#### What you will do
Your answer should be the complete data, copied exactly.

#### Records for processing
╭──
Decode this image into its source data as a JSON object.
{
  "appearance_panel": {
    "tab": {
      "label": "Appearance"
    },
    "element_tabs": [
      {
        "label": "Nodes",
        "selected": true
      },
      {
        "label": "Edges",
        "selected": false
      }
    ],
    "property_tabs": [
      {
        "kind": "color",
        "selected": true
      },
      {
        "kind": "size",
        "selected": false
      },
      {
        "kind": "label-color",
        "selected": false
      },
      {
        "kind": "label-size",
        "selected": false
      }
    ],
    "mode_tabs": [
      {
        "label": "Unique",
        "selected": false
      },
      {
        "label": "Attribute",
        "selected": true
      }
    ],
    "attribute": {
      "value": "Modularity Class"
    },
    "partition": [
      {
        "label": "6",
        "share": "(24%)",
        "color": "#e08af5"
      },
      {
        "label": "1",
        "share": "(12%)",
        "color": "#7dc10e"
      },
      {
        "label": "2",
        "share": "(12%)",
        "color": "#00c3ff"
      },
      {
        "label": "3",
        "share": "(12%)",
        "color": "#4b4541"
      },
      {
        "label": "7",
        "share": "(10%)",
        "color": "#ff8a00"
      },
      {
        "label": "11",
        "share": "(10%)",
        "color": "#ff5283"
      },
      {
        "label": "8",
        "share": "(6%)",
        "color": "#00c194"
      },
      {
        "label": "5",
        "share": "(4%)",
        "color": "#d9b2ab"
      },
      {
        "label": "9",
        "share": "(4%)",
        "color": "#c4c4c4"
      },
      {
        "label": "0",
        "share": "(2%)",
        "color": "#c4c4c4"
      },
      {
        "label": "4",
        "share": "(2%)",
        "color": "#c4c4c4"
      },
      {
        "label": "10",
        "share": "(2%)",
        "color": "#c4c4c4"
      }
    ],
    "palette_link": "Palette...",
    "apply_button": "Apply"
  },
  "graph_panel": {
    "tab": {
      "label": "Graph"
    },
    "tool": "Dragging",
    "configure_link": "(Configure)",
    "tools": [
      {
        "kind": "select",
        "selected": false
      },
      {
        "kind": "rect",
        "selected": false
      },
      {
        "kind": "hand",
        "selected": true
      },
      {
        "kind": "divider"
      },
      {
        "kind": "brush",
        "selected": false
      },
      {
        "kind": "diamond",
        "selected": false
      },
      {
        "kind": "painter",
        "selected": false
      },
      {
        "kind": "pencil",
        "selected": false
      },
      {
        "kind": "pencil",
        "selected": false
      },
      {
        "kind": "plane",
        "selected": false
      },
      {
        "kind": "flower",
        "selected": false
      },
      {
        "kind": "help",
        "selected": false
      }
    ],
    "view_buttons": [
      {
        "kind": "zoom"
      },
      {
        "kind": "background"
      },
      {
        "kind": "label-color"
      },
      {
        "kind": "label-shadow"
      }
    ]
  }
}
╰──
#### Your response
Decode this image into its source data as a JSON object.
{
  "appearance_panel": {
    "tab": {
      "label": "Appearance"
    },
    "element_tabs": [
      {
        "label": "Nodes",
        "selected": true
      },
      {
        "label": "Edges",
        "selected": false
      }
    ],
    "property_tabs": [
      {
        "kind": "color",
        "selected": true
      },
      {
        "kind": "size",
        "selected": false
      },
      {
        "kind": "label-color",
        "selected": false
      },
      {
        "kind": "label-size",
        "selected": false
      }
    ],
    "mode_tabs": [
      {
        "label": "Unique",
        "selected": false
      },
      {
        "label": "Attribute",
        "selected": true
      }
    ],
    "attribute": {
      "value": "Modularity Class"
    },
    "partition": [
      {
        "label": "6",
        "share": "(24%)",
        "color": "#e08af5"
      },
      {
        "label": "1",
        "share": "(12%)",
        "color": "#7dc10e"
      },
      {
        "label": "2",
        "share": "(12%)",
        "color": "#00c3ff"
      },
      {
        "label": "3",
        "share": "(12%)",
        "color": "#4b4541"
      },
      {
        "label": "7",
        "share": "(10%)",
        "color": "#ff8a00"
      },
      {
        "label": "11",
        "share": "(10%)",
        "color": "#ff5283"
      },
      {
        "label": "8",
        "share": "(6%)",
        "color": "#00c194"
      },
      {
        "label": "5",
        "share": "(4%)",
        "color": "#d9b2ab"
      },
      {
        "label": "9",
        "share": "(4%)",
        "color": "#c4c4c4"
      },
      {
        "label": "0",
        "share": "(2%)",
        "color": "#c4c4c4"
      },
      {
        "label": "4",
        "share": "(2%)",
        "color": "#c4c4c4"
      },
      {
        "label": "10",
        "share": "(2%)",
        "color": "#c4c4c4"
      }
    ],
    "palette_link": "Palette...",
    "apply_button": "Apply"
  },
  "graph_panel": {
    "tab": {
      "label": "Graph"
    },
    "tool": "Dragging",
    "configure_link": "(Configure)",
    "tools": [
      {
        "kind": "select",
        "selected": false
      },
      {
        "kind": "rect",
        "selected": false
      },
      {
        "kind": "hand",
        "selected": true
      },
      {
        "kind": "divider"
      },
      {
        "kind": "brush",
        "selected": false
      },
      {
        "kind": "diamond",
        "selected": false
      },
      {
        "kind": "painter",
        "selected": false
      },
      {
        "kind": "pencil",
        "selected": false
      },
      {
        "kind": "pencil",
        "selected": false
      },
      {
        "kind": "plane",
        "selected": false
      },
      {
        "kind": "flower",
        "selected": false
      },
      {
        "kind": "help",
        "selected": false
      }
    ],
    "view_buttons": [
      {
        "kind": "zoom"
      },
      {
        "kind": "background"
      },
      {
        "kind": "label-color"
      },
      {
        "kind": "label-shadow"
      }
    ]
  }
}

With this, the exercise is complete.